[Items from an interface collection]
_ _ _ _ _
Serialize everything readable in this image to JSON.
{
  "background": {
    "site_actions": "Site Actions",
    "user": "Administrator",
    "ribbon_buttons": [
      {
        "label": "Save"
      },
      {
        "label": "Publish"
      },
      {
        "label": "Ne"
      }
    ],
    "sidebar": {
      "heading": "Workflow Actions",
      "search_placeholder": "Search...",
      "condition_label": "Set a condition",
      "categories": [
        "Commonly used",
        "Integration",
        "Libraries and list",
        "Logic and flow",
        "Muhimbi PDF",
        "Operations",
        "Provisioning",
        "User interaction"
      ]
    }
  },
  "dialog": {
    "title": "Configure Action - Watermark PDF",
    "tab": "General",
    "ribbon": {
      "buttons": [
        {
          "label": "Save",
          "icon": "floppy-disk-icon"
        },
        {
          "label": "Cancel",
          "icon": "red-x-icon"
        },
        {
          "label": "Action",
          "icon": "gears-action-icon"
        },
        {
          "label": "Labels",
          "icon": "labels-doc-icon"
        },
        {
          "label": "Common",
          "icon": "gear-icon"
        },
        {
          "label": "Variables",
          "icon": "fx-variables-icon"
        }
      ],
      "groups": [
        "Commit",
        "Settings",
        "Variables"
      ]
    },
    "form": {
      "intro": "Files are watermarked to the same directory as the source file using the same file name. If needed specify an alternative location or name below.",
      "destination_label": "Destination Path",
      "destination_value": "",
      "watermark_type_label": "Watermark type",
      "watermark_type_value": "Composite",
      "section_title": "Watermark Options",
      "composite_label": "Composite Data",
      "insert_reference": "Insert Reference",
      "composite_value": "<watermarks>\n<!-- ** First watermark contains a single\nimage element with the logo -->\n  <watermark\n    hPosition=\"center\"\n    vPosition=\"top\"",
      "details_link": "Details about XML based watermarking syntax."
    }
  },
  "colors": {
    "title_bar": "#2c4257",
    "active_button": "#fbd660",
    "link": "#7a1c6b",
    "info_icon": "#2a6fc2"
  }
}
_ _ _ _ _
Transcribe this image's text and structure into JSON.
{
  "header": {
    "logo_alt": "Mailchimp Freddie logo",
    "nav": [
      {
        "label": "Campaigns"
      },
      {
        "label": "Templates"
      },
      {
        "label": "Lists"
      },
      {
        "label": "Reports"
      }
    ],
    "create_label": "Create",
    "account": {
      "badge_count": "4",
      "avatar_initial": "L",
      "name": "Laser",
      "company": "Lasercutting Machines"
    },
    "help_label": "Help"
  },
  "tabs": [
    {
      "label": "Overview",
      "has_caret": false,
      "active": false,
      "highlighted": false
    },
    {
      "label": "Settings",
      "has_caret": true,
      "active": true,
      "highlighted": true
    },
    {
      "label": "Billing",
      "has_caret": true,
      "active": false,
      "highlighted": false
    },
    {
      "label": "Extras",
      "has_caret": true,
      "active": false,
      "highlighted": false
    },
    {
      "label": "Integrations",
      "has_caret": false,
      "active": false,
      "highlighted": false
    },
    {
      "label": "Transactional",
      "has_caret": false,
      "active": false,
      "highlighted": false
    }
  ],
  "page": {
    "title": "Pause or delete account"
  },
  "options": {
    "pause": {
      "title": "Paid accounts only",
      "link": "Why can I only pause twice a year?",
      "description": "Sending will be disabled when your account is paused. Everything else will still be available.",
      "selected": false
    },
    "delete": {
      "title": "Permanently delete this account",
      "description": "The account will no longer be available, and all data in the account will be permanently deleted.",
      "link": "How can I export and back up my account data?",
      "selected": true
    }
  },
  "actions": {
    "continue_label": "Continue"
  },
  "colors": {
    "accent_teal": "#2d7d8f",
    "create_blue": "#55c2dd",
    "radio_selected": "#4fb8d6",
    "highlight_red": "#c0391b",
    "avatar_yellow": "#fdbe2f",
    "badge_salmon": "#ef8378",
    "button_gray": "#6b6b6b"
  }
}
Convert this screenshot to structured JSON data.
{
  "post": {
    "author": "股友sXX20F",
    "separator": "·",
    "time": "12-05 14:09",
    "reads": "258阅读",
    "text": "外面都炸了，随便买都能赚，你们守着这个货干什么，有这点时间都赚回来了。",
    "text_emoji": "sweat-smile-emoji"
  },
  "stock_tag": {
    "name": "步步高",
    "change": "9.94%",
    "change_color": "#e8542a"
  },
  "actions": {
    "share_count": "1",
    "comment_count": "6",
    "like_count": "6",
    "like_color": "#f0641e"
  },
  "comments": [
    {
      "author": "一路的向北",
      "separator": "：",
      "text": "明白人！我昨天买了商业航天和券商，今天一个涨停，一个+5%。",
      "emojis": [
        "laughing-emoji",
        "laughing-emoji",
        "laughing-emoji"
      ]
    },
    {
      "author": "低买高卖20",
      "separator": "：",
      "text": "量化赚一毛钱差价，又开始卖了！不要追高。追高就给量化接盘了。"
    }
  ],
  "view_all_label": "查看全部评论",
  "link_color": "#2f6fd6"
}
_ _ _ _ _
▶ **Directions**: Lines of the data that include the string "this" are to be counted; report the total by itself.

▶ **Your response**: 4